Set the data down again, word for word, as it appears below.

━━━ Listed records ━━━

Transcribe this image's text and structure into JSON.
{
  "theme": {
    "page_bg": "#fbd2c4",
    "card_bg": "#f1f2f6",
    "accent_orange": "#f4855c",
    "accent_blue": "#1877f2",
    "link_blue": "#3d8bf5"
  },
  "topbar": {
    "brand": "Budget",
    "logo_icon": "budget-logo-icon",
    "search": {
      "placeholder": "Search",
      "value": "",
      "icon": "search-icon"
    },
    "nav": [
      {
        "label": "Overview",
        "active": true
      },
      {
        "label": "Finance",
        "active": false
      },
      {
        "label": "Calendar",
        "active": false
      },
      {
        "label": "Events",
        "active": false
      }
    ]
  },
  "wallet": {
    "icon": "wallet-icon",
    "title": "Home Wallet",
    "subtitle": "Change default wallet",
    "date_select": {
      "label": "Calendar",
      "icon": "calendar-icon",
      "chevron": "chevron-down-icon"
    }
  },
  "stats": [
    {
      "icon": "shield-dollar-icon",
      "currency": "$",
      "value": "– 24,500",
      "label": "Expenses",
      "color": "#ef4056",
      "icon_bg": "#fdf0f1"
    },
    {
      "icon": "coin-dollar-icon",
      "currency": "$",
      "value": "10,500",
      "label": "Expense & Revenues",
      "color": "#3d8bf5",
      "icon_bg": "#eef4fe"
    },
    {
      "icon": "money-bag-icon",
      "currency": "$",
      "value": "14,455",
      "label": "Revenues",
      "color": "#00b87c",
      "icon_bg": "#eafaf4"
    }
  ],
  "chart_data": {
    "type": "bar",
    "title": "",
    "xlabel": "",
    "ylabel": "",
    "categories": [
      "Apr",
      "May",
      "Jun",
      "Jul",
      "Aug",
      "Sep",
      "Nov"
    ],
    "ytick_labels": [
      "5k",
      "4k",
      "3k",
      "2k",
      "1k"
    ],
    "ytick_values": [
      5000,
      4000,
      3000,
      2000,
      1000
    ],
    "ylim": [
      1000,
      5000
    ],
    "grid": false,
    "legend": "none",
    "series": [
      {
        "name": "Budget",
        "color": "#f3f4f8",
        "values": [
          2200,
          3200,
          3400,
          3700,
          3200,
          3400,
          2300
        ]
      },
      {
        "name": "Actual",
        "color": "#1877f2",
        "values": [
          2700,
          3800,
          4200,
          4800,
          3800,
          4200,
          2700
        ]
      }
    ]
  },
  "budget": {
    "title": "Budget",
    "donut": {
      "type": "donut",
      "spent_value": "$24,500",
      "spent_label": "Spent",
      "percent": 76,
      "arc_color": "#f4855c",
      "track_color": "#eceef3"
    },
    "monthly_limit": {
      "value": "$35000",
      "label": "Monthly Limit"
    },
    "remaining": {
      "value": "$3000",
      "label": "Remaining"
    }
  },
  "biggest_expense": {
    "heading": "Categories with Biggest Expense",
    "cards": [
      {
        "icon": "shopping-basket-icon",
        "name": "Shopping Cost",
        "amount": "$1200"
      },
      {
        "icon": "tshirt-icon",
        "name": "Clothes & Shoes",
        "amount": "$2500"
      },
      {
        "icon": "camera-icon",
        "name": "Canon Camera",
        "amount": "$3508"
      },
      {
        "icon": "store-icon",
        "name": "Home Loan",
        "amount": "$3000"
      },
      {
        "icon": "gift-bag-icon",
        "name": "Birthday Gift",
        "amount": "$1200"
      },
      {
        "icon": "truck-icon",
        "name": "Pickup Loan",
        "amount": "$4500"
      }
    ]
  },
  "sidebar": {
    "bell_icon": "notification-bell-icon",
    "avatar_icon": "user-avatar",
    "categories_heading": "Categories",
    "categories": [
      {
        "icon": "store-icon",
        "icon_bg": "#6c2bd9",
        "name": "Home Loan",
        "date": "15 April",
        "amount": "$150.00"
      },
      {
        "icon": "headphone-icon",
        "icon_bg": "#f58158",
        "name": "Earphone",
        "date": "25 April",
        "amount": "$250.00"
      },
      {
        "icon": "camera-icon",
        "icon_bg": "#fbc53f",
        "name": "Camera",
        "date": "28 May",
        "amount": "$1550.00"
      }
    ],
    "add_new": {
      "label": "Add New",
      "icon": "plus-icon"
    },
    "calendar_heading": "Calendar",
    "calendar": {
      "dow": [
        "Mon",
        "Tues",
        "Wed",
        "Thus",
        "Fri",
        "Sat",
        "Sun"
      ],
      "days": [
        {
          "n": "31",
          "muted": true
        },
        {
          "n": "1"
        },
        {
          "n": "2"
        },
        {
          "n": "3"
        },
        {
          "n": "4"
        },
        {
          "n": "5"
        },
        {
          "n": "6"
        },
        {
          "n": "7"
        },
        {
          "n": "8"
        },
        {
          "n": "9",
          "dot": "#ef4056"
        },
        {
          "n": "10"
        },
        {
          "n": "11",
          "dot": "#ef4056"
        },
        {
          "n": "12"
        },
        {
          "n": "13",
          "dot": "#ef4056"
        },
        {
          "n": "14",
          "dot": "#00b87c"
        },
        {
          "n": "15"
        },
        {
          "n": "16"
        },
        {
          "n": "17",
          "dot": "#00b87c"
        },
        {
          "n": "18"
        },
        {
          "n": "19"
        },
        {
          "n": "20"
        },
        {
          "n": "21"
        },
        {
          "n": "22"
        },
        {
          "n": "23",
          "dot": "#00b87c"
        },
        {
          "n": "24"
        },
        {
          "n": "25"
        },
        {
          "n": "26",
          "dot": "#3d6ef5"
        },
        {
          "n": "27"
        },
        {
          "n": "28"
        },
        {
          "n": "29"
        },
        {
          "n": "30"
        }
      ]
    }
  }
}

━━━

▸ **Task solution**:
Transcribe this image's text and structure into JSON.
{
  "theme": {
    "page_bg": "#fbd2c4",
    "card_bg": "#f1f2f6",
    "accent_orange": "#f4855c",
    "accent_blue": "#1877f2",
    "link_blue": "#3d8bf5"
  },
  "topbar": {
    "brand": "Budget",
    "logo_icon": "budget-logo-icon",
    "search": {
      "placeholder": "Search",
      "value": "",
      "icon": "search-icon"
    },
    "nav": [
      {
        "label": "Overview",
        "active": true
      },
      {
        "label": "Finance",
        "active": false
      },
      {
        "label": "Calendar",
        "active": false
      },
      {
        "label": "Events",
        "active": false
      }
    ]
  },
  "wallet": {
    "icon": "wallet-icon",
    "title": "Home Wallet",
    "subtitle": "Change default wallet",
    "date_select": {
      "label": "Calendar",
      "icon": "calendar-icon",
      "chevron": "chevron-down-icon"
    }
  },
  "stats": [
    {
      "icon": "shield-dollar-icon",
      "currency": "$",
      "value": "– 24,500",
      "label": "Expenses",
      "color": "#ef4056",
      "icon_bg": "#fdf0f1"
    },
    {
      "icon": "coin-dollar-icon",
      "currency": "$",
      "value": "10,500",
      "label": "Expense & Revenues",
      "color": "#3d8bf5",
      "icon_bg": "#eef4fe"
    },
    {
      "icon": "money-bag-icon",
      "currency": "$",
      "value": "14,455",
      "label": "Revenues",
      "color": "#00b87c",
      "icon_bg": "#eafaf4"
    }
  ],
  "chart_data": {
    "type": "bar",
    "title": "",
    "xlabel": "",
    "ylabel": "",
    "categories": [
      "Apr",
      "May",
      "Jun",
      "Jul",
      "Aug",
      "Sep",
      "Nov"
    ],
    "ytick_labels": [
      "5k",
      "4k",
      "3k",
      "2k",
      "1k"
    ],
    "ytick_values": [
      5000,
      4000,
      3000,
      2000,
      1000
    ],
    "ylim": [
      1000,
      5000
    ],
    "grid": false,
    "legend": "none",
    "series": [
      {
        "name": "Budget",
        "color": "#f3f4f8",
        "values": [
          2200,
          3200,
          3400,
          3700,
          3200,
          3400,
          2300
        ]
      },
      {
        "name": "Actual",
        "color": "#1877f2",
        "values": [
          2700,
          3800,
          4200,
          4800,
          3800,
          4200,
          2700
        ]
      }
    ]
  },
  "budget": {
    "title": "Budget",
    "donut": {
      "type": "donut",
      "spent_value": "$24,500",
      "spent_label": "Spent",
      "percent": 76,
      "arc_color": "#f4855c",
      "track_color": "#eceef3"
    },
    "monthly_limit": {
      "value": "$35000",
      "label": "Monthly Limit"
    },
    "remaining": {
      "value": "$3000",
      "label": "Remaining"
    }
  },
  "biggest_expense": {
    "heading": "Categories with Biggest Expense",
    "cards": [
      {
        "icon": "shopping-basket-icon",
        "name": "Shopping Cost",
        "amount": "$1200"
      },
      {
        "icon": "tshirt-icon",
        "name": "Clothes & Shoes",
        "amount": "$2500"
      },
      {
        "icon": "camera-icon",
        "name": "Canon Camera",
        "amount": "$3508"
      },
      {
        "icon": "store-icon",
        "name": "Home Loan",
        "amount": "$3000"
      },
      {
        "icon": "gift-bag-icon",
        "name": "Birthday Gift",
        "amount": "$1200"
      },
      {
        "icon": "truck-icon",
        "name": "Pickup Loan",
        "amount": "$4500"
      }
    ]
  },
  "sidebar": {
    "bell_icon": "notification-bell-icon",
    "avatar_icon": "user-avatar",
    "categories_heading": "Categories",
    "categories": [
      {
        "icon": "store-icon",
        "icon_bg": "#6c2bd9",
        "name": "Home Loan",
        "date": "15 April",
        "amount": "$150.00"
      },
      {
        "icon": "headphone-icon",
        "icon_bg": "#f58158",
        "name": "Earphone",
        "date": "25 April",
        "amount": "$250.00"
      },
      {
        "icon": "camera-icon",
        "icon_bg": "#fbc53f",
        "name": "Camera",
        "date": "28 May",
        "amount": "$1550.00"
      }
    ],
    "add_new": {
      "label": "Add New",
      "icon": "plus-icon"
    },
    "calendar_heading": "Calendar",
    "calendar": {
      "dow": [
        "Mon",
        "Tues",
        "Wed",
        "Thus",
        "Fri",
        "Sat",
        "Sun"
      ],
      "days": [
        {
          "n": "31",
          "muted": true
        },
        {
          "n": "1"
        },
        {
          "n": "2"
        },
        {
          "n": "3"
        },
        {
          "n": "4"
        },
        {
          "n": "5"
        },
        {
          "n": "6"
        },
        {
          "n": "7"
        },
        {
          "n": "8"
        },
        {
          "n": "9",
          "dot": "#ef4056"
        },
        {
          "n": "10"
        },
        {
          "n": "11",
          "dot": "#ef4056"
        },
        {
          "n": "12"
        },
        {
          "n": "13",
          "dot": "#ef4056"
        },
        {
          "n": "14",
          "dot": "#00b87c"
        },
        {
          "n": "15"
        },
        {
          "n": "16"
        },
        {
          "n": "17",
          "dot": "#00b87c"
        },
        {
          "n": "18"
        },
        {
          "n": "19"
        },
        {
          "n": "20"
        },
        {
          "n": "21"
        },
        {
          "n": "22"
        },
        {
          "n": "23",
          "dot": "#00b87c"
        },
        {
          "n": "24"
        },
        {
          "n": "25"
        },
        {
          "n": "26",
          "dot": "#3d6ef5"
        },
        {
          "n": "27"
        },
        {
          "n": "28"
        },
        {
          "n": "29"
        },
        {
          "n": "30"
        }
      ]
    }
  }
}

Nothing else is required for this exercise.